The Evolution of Web UI Components
Several months after the official release of Microsoft’s ASP.NET AJAX, I am still waiting to be amazed by slick web components from Redmond that make it possible to create rich, interactive user interfaces without third-party component suites. From the looks of it, my wait is not going to end anytime soon. With all the attention Microsoft is showering on Silverlight, it is now obvious that the component aspect of its AJAX solution has been and will continue to be a step-child. The message is clear — if you want to make your apps more responsive with fewer postbacks, use AJAX; if you want to create graphically rich user interfaces without spending a lot of time, use Silverlight; if you want to create graphically rich user interfaces that are also usable, keep looking.
Seriously, what is the ASP.NET team thinking? Is the crap officially named ASP.NET AJAX Control Toolkit the best Microsoft can do? With a handful of exceptions, these components are a joke. They are ugly, clunky and lack consistency in their usability. What is the deal? Are there no designers or usability engineers in the company that can help the ASP.NET team fix this garbage?
In all fairness, I should not single out Microsoft. This problem occurs more or less across the board. Every major AJAX framework is so heavily focused on the technology, that usability and elegance are after-thoughts. DOJO and YUI have the exact same problem at varying levels. Excellent frameworks…mediocre components.
If you want slick components, you have only one choice — break out the wallet and check in with Telerik, ComponentArt or Infragistics, or write them yourself.
Crappy components are just one small aspect of the problem as I see it. There is a much, much bigger problem — each of these free (and commercial) frameworks is guilty of delivering a solution that puts the responsibility on developers to work out the appearance and overall user experience of an app that makes use of its components. Let me repeat that…the responsibility for appearance and user experience is placed on DEVELOPERS.

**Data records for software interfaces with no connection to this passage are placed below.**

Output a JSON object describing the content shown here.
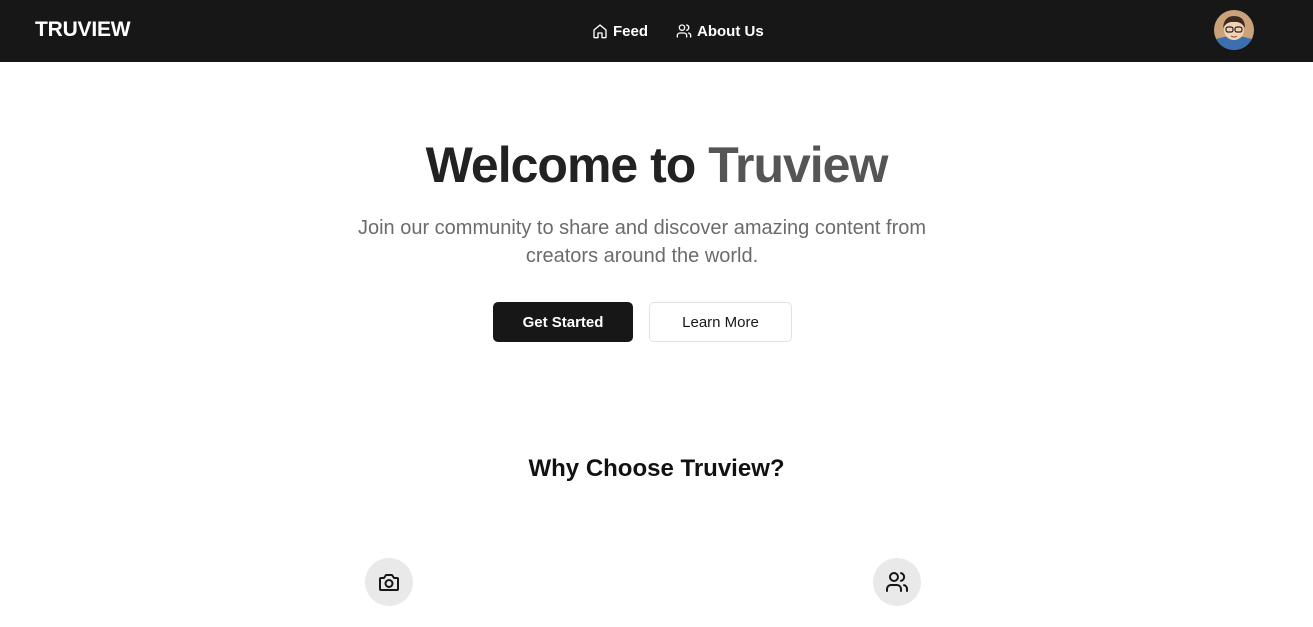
{
  "navbar": {
    "brand": "TRUVIEW",
    "links": [
      {
        "label": "Feed",
        "icon": "home-icon"
      },
      {
        "label": "About Us",
        "icon": "users-icon"
      }
    ],
    "avatar": "user-avatar"
  },
  "hero": {
    "title_part1": "Welcome to",
    "title_part2": "Truview",
    "subtitle": "Join our community to share and discover amazing content from creators around the world.",
    "primary_button": "Get Started",
    "secondary_button": "Learn More"
  },
  "features": {
    "title": "Why Choose Truview?",
    "icons": [
      "camera-icon",
      "users-icon"
    ]
  },
  "colors": {
    "navbar_bg": "#171717",
    "primary_button_bg": "#171717",
    "icon_circle_bg": "#e9e9e9"
  }
}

Take those alluringly elegant components from Telerik and ComponentArt, put them into the hands of your average ASP.NET developer, and what do you have — disaster. Why? Because there is nothing that makes it easy for a developer to:
- Determine in which situations it is appropriate to use a certain component

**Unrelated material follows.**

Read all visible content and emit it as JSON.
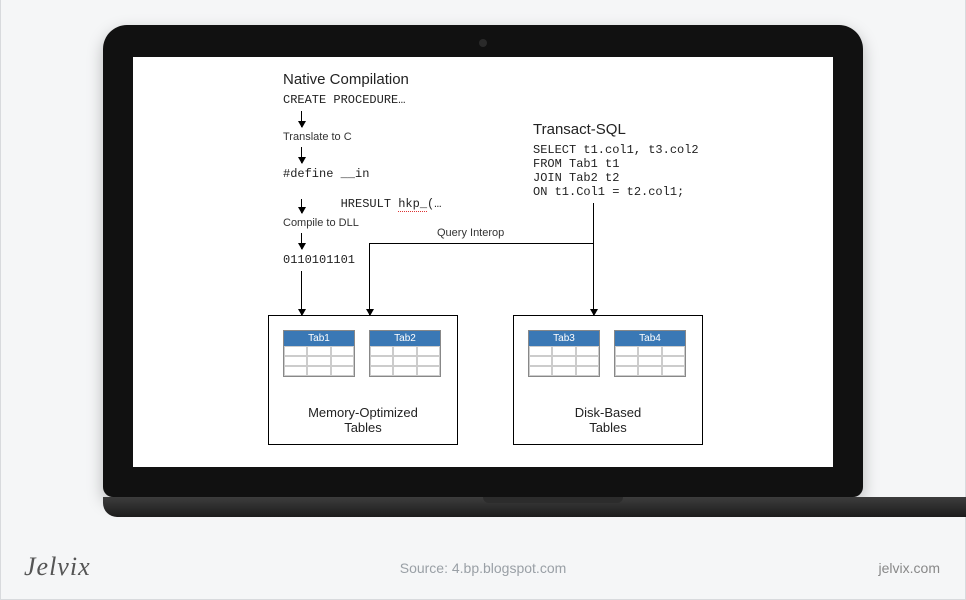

- Make multiple components work together so the user experience is fluid
- Style components so they have a consistent appearance, different from the shipping default

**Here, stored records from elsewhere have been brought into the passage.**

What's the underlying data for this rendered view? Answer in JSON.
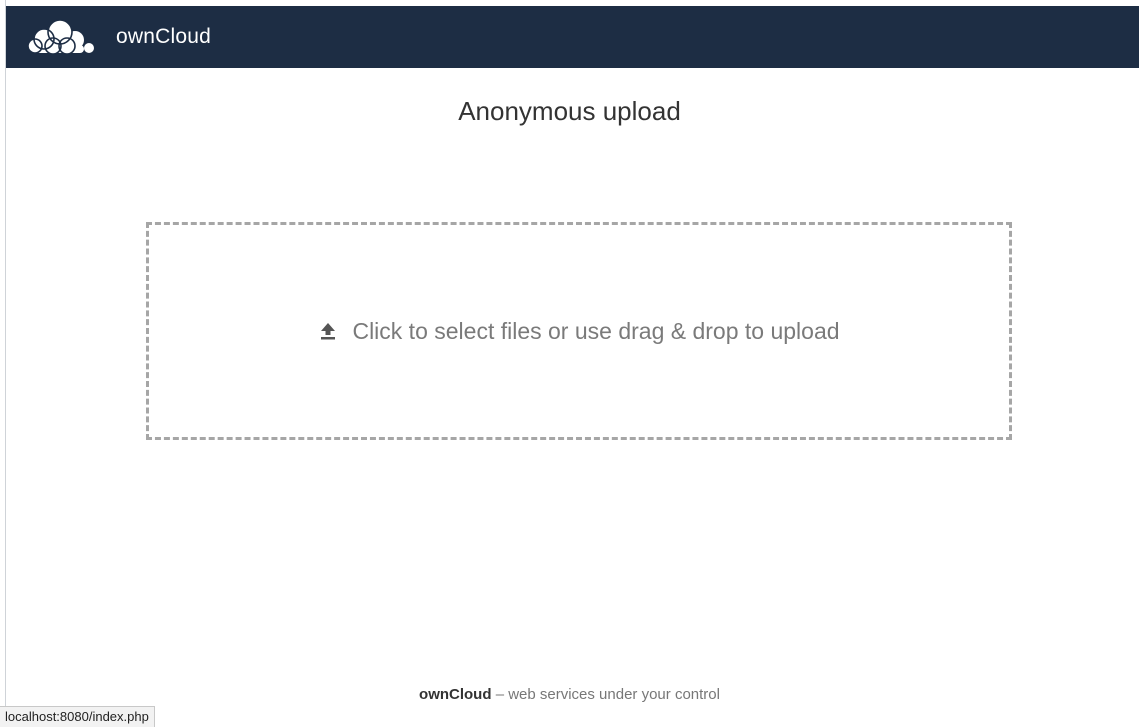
{
  "header": {
    "brand": "ownCloud",
    "logo_icon": "owncloud-cloud-logo-icon",
    "background_color": "#1d2d44"
  },
  "main": {
    "title": "Anonymous upload",
    "dropzone": {
      "icon": "upload-arrow-icon",
      "text": "Click to select files or use drag & drop to upload"
    }
  },
  "footer": {
    "brand": "ownCloud",
    "tagline": "– web services under your control"
  },
  "status_bar": {
    "url": "localhost:8080/index.php"
  }
}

- Interchange or mix in the same app, components from different vendors without going insane
It seems to me that components are not the solution, they are the problem. Ever since Visual Basic 1.0 gave developers the means to easily drag all manner of UI widgets onto a canvas, we have been stuck with this problem of horrible user interfaces. And no one has fixed it. Now, don’t be telling me about Silverlight or Flex or RIA. They all are stuck in the same evolutionary rut. All they are doing is swapping out the what and the where; the how remains unchanged.
There are enough desktop and web applications out now where it should be possible for us to evolve past UI components and isolate and identify UI patterns that can then be used to create “UI Pattern Panels” that snap together to form a complete application.
How would these be different from components? Well, for one, they would represent a complete solution. Let’s take a common situation — tree on the left, data grid on the right, some action icons on the top, some action buttons on the bottom. I have just described some 90% of apps that allow management of any kind of hierarchical data. Instead of a developer wiring all this together with individual components, this should be a “Tree-Grid Data Panel.” Instead of having a zillion places where a developer can customize the styles, colors, fonts etc. there should be one for the panel. That’s it. You can’t muck with individual pieces. This might be painful at first, but once you get used to not mucking with the individual pieces, it leaves you with more time to focus on more important things and create a better solution. Does this sound familiar? You bet…it’s “convention over configuration.”
To its credit, the YUI! team has taken a small step in this direction with its Design Pattern Library. This is not nearly enough. TIBCO, which has arguably the most elegant and powerful UI suite of all, the TIBCO General Interface is heading in the generally correct direction with a SOA emphasis on UI components.
Who will put UI’s on Rails? What do you think about component-centric versus pattern-centric approaches to user interfaces?